[[ Excerpted data open ]]

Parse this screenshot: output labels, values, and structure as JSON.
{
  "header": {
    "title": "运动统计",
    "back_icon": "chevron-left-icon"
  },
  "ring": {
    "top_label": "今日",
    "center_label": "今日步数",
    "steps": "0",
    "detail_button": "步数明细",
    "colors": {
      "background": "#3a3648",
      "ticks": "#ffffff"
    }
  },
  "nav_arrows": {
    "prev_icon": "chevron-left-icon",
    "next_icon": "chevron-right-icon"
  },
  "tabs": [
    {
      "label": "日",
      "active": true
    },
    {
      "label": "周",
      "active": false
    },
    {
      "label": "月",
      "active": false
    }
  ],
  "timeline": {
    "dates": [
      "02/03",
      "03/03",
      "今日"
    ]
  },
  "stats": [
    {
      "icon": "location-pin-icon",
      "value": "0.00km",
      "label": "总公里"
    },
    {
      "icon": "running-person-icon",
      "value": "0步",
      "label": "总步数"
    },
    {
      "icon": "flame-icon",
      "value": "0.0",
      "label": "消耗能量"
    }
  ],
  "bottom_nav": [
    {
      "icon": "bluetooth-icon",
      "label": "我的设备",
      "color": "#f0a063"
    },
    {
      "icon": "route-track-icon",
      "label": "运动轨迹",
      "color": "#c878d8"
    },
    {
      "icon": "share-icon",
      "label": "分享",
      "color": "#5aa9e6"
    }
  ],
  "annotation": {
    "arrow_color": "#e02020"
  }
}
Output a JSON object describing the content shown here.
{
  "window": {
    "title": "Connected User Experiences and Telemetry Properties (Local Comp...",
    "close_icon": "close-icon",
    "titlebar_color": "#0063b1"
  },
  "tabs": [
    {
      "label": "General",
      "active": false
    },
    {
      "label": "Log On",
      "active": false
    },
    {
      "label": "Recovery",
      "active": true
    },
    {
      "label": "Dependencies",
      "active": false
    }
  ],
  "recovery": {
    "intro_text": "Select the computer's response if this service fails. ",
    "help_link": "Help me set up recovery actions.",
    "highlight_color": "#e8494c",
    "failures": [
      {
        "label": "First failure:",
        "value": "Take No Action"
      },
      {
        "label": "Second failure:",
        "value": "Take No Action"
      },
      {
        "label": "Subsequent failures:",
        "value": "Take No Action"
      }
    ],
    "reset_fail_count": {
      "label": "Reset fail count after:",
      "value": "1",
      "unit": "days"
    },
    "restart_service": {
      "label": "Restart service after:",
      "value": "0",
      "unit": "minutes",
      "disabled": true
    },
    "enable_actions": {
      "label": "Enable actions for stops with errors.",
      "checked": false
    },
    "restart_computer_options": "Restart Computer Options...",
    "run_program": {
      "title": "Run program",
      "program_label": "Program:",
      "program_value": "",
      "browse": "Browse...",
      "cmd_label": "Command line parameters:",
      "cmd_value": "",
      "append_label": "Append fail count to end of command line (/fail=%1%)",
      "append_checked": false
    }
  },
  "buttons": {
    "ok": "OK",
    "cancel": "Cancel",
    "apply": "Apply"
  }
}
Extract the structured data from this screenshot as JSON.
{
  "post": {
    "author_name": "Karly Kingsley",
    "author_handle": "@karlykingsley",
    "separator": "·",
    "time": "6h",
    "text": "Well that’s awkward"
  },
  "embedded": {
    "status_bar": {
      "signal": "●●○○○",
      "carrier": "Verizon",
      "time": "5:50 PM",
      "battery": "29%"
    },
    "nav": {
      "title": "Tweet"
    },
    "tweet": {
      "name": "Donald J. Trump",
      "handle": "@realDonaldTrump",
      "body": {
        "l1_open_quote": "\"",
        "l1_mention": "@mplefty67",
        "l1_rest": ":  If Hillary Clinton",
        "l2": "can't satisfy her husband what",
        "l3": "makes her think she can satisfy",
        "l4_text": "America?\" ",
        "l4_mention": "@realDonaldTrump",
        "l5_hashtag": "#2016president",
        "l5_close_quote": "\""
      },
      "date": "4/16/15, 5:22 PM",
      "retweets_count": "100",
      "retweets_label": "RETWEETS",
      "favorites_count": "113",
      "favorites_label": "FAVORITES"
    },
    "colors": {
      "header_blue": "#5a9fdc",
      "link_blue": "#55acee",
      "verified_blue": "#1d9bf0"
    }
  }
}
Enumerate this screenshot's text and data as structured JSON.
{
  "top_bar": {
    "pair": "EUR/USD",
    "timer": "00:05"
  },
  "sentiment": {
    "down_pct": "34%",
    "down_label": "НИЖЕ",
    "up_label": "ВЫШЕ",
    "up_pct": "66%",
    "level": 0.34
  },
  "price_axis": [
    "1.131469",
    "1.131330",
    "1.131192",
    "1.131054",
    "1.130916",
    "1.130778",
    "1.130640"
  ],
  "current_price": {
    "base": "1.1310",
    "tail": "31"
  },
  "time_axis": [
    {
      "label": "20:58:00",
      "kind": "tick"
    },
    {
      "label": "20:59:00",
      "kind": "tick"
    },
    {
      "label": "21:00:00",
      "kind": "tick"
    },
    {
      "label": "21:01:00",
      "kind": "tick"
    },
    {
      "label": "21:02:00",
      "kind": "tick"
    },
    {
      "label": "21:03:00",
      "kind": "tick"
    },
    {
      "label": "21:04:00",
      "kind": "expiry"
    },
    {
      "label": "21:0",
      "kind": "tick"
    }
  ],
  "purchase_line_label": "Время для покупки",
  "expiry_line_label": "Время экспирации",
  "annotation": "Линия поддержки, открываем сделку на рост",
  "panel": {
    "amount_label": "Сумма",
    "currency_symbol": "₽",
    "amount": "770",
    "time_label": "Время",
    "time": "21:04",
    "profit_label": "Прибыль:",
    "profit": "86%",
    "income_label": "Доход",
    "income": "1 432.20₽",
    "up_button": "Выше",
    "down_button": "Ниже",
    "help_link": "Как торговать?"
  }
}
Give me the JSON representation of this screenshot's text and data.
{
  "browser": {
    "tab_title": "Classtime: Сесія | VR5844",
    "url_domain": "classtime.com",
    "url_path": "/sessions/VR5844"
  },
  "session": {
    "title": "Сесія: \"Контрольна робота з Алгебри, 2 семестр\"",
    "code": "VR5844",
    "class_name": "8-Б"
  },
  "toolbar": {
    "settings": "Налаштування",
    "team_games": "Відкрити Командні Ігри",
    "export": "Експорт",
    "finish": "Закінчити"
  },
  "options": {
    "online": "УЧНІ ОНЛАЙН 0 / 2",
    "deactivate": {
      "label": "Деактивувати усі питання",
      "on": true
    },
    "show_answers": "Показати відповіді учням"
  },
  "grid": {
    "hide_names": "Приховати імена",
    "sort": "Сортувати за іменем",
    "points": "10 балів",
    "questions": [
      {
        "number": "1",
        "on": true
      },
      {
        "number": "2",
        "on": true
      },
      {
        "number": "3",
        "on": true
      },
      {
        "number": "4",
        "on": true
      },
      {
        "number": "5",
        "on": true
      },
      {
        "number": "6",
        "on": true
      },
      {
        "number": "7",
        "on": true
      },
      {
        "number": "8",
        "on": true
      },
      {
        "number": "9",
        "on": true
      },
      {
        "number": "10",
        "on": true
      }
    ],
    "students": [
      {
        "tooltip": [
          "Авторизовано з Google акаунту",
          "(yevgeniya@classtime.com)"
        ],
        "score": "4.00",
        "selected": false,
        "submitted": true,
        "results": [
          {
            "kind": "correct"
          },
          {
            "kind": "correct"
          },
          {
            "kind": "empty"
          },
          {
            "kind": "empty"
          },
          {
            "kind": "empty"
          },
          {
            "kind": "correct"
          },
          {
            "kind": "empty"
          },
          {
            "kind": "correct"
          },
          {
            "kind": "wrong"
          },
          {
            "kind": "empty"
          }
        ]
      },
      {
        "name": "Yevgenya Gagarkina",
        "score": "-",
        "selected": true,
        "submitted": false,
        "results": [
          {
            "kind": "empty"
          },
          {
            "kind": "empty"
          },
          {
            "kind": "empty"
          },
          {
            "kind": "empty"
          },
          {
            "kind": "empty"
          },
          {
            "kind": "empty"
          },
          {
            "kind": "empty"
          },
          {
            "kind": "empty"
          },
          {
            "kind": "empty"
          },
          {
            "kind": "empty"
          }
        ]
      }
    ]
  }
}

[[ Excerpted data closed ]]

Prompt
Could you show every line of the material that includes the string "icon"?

Reply
    "back_icon": "chevron-left-icon"
    "prev_icon": "chevron-left-icon",
    "next_icon": "chevron-right-icon"
      "icon": "location-pin-icon",
      "icon": "running-person-icon",
      "icon": "flame-icon",
      "icon": "bluetooth-icon",
      "icon": "route-track-icon",
      "icon": "share-icon",
    "close_icon": "close-icon",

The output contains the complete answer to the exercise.